[Your goal]: Whenever the word "突破机率" appears in a line of the listing, copy that line.

[Input material]:
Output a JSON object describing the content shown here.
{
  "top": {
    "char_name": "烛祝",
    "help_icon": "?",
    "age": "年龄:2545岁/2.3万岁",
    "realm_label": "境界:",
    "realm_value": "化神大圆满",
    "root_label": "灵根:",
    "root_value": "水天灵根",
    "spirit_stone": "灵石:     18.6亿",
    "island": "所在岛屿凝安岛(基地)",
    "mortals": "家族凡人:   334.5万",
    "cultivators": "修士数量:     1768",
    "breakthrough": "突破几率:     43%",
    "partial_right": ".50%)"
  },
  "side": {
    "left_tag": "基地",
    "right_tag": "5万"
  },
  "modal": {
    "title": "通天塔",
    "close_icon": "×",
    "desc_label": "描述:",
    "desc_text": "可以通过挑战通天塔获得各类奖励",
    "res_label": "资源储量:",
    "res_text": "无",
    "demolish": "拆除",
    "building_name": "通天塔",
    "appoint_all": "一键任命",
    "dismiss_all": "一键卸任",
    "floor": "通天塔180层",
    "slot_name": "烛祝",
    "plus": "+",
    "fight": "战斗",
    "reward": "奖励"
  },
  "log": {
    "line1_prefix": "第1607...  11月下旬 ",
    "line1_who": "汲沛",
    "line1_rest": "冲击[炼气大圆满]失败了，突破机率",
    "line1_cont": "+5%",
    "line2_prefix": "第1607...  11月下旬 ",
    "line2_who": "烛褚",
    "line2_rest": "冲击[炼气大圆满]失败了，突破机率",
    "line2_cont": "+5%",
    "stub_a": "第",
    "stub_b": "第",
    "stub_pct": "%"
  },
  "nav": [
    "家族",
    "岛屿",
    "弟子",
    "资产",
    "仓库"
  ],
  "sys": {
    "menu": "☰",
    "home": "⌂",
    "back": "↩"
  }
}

[Solution to the exercise]:
    "line1_rest": "冲击[炼气大圆满]失败了，突破机率",
    "line2_rest": "冲击[炼气大圆满]失败了，突破机率",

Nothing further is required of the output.